Wayne State spinoff Repela Tech awarded two competitive National Science Foundation grants for marine coating technology
Repela Tech, LLC, a Detroit-based materials technology startup, was awarded two National Science Foundation grants in 2019, including a $225,000 Small Business Technology Transfer (STTR) grant and a $50,000 I-Corps award for research and development on a patent-pending eco-friendly anti-fouling technology for the marine and shipping industries.
The company was co-founded by Zhiqiang Cao, associate professor of chemical engineering at Wayne State University, and Edward Kim, an entrepreneur and investor who also serves as an advisor for the James and Patricia Anderson Engineering Ventures Institute.
The highly competitive grants awarded reflect a commitment from both Repela and NSF to bring a disruptive innovation to replace toxic anti-fouling coatings — those that are applied to the outer hull of a vessel to slow the growth or facilitate detachment of plants, animals and other organisms — that are currently being delivered to and utilized by the industry.
Unlike fundamental research grants, the NSF STTR program supports startups and small businesses in pushing inventive products or services out of the lab and into the marketplace. Through I-Corps, grantees benefit from a network of established entrepreneurs who understand best practices of customer discovery and how to identify valuable product opportunities.
“We are pleased to partner with NSF to develop and commercialize our anti-fouling coating technology,” said Kim. “The goal of the Phase 1 award is to advance our translational research, foster strategic relationships and accelerate the commercialization efforts.”
Current marine coating products leach biocides into the water, indiscriminately killing marine life around the vessel. These chemicals, which have been subject to increasing global regulations, can remain active in river and lake beds for many years. Repela is introducing a non-biocide material with equivalent anti-fouling performance as well as other benefits.
“It can deliver a disruptive coating solution that can improve vessel maneuverability, increase fuel efficiency, and address environmental concerns by replacing current toxic coating products,” said Cao.
Commonly used anti-corrosion and anti-fouling products contain hydrophobic substances. Hydrophilic materials, known for their high capacity in resisting biofouling, tend to dissolve in water.
“The key innovative feature of this technology is that it improves the poor stability and durability challenge of super-hydrophilic polymer coatings when applied in the water environment,” said Cao. “This coating material is effective against biofouling while achieving durability and robustness required in aqueous environments.”
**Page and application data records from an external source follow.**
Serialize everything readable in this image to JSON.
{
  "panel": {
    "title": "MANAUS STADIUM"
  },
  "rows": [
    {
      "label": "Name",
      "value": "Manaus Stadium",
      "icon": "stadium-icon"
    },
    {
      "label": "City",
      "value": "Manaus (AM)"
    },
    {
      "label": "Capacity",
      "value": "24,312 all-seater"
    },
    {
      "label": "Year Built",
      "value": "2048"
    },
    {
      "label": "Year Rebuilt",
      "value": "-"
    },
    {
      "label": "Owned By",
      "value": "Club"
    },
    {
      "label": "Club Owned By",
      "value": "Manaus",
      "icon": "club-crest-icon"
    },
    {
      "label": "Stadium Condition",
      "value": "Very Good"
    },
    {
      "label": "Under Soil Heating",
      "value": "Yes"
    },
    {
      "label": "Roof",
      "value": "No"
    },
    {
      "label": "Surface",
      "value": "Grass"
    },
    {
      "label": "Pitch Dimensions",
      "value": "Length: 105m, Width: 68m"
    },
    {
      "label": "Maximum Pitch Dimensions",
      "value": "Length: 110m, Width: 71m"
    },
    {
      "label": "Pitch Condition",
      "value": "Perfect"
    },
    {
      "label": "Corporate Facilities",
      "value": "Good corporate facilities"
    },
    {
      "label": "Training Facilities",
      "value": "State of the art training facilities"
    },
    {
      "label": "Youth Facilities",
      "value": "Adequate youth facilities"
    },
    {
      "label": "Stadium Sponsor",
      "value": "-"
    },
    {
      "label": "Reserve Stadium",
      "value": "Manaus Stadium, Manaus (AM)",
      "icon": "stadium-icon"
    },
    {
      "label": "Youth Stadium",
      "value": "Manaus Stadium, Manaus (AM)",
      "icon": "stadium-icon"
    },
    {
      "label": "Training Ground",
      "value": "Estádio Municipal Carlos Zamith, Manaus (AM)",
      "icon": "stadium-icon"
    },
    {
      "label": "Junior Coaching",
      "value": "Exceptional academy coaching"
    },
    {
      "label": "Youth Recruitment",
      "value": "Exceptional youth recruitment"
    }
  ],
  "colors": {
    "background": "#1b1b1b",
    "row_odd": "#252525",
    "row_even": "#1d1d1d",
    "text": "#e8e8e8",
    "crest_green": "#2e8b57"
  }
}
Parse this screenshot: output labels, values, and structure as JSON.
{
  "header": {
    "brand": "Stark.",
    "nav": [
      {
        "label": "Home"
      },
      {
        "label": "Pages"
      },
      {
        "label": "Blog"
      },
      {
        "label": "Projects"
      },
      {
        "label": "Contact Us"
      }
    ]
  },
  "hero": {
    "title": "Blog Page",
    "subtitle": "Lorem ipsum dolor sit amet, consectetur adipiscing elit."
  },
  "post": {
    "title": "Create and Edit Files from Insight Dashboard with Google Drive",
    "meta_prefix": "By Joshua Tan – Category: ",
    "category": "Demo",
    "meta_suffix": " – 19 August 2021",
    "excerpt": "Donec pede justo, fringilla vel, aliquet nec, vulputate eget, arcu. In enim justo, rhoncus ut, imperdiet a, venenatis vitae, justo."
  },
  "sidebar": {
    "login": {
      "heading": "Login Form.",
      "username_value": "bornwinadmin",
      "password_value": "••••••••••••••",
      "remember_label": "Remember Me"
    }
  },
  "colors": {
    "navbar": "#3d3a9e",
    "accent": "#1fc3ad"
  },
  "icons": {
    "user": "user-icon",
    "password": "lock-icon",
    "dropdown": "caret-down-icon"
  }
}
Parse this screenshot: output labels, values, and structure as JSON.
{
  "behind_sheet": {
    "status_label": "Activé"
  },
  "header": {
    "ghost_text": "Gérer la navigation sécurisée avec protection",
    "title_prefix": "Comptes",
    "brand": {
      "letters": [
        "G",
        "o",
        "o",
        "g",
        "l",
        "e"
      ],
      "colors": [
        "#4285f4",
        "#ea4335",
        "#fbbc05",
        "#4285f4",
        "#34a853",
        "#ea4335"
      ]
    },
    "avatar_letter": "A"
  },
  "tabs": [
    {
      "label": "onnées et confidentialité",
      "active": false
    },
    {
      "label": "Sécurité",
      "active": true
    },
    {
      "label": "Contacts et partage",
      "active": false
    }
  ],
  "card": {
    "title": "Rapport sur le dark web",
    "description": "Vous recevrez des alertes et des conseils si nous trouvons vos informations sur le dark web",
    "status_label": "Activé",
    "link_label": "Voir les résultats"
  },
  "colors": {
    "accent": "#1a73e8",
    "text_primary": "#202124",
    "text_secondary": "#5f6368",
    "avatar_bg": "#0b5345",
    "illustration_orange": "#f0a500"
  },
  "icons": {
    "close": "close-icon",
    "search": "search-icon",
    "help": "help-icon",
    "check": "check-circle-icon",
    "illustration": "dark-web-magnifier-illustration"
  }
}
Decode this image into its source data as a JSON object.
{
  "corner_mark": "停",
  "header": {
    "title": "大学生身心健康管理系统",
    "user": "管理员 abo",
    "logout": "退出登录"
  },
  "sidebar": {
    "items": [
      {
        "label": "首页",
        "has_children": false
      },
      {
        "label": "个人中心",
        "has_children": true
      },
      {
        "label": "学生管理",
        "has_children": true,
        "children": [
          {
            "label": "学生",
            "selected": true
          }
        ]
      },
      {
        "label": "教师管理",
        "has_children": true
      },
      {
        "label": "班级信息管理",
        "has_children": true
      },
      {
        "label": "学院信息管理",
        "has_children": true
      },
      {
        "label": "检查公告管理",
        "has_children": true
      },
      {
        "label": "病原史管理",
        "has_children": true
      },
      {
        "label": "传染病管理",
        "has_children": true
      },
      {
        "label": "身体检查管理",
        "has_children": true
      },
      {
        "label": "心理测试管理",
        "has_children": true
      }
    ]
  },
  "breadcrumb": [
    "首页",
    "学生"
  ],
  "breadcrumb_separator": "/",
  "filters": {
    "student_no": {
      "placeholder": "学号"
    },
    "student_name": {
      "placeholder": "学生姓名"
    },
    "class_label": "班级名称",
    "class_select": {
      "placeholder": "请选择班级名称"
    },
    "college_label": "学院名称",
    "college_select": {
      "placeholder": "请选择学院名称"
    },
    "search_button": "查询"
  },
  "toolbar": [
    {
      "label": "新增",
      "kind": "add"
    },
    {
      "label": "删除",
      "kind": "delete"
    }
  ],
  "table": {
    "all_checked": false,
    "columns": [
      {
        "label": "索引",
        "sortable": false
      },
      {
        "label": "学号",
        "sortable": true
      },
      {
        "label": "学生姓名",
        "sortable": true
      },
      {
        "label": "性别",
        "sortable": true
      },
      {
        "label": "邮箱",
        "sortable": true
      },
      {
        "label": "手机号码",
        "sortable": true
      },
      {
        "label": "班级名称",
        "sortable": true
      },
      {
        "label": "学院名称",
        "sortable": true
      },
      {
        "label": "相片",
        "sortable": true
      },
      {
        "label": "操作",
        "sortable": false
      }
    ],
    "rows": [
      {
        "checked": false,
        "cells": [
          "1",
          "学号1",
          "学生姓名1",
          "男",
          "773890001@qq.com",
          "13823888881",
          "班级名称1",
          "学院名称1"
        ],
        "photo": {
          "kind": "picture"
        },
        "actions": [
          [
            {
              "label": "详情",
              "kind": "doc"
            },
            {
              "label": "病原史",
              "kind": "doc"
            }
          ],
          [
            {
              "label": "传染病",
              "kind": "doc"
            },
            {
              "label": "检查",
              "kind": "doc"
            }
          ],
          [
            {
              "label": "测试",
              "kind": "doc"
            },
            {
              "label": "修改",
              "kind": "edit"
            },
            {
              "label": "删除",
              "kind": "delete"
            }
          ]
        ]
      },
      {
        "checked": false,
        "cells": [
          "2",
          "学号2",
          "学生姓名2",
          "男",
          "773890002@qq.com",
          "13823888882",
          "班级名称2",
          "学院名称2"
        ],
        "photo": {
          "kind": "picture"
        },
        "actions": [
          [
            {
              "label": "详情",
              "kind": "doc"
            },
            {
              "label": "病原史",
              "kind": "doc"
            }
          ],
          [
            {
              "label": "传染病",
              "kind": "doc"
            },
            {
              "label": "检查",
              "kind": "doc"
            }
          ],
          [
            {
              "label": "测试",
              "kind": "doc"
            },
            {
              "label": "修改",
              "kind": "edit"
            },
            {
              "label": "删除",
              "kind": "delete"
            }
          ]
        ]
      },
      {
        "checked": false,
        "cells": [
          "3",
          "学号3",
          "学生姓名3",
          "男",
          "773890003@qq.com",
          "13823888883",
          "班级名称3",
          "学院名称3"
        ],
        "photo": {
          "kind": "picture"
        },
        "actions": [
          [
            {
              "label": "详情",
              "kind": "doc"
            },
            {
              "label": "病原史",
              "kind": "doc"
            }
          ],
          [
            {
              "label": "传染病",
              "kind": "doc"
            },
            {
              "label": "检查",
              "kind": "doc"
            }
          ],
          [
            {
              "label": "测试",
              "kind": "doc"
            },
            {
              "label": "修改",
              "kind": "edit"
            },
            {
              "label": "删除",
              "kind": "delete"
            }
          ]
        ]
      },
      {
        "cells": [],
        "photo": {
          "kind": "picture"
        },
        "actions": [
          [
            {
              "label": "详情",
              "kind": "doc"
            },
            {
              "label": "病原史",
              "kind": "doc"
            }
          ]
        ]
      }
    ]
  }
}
Repela has received extensive support from the Wayne State University Technology Commercialization office, which provided incubation funding and mentorship, and the Mike Ilitch School of Business, which delivered business model guidance through its Entrepreneurship and Innovation program.
Wayne State University is one of the nation’s pre-eminent public research universities in an urban setting. Through its multidisciplinary approach to research and education, and its ongoing collaboration with government, industry and other institutions, the university seeks to enhance economic growth and improve the quality of life in the city of Detroit, state of Michigan and throughout the world. For more information about research at Wayne State University, visit http://www.research.wayne.edu.
About Repela Tech: Repela Tech is an advanced materials technology company that produces its unique, patent-pending anti-fouling technology to produce environmentally friendly coating applications for the marine industry. Founded in 2019, Repela is located in Detroit, Michigan. Please direct all inquiries to email@example.com.
About the National Science Foundation's Small Business Programs: America’s Seed Fund powered by NSF awards $200 million annually to startups and small businesses, transforming scientific discovery into products and services with commercial and societal impact. Startups working across almost all areas of science and technology can receive up to $1.5 million in non-dilutive funds to support research and development (R&D), helping de-risk technology for commercial success. America’s Seed Fund is congressionally mandated through the Small Business Innovation Research (SBIR) program. The NSF is an independent federal agency with a budget of about $8.1 billion that supports fundamental research and education across all fields of science and engineering. To learn more about America’s Seed Fund powered by NSF, visit: https://seedfund.nsf.gov/.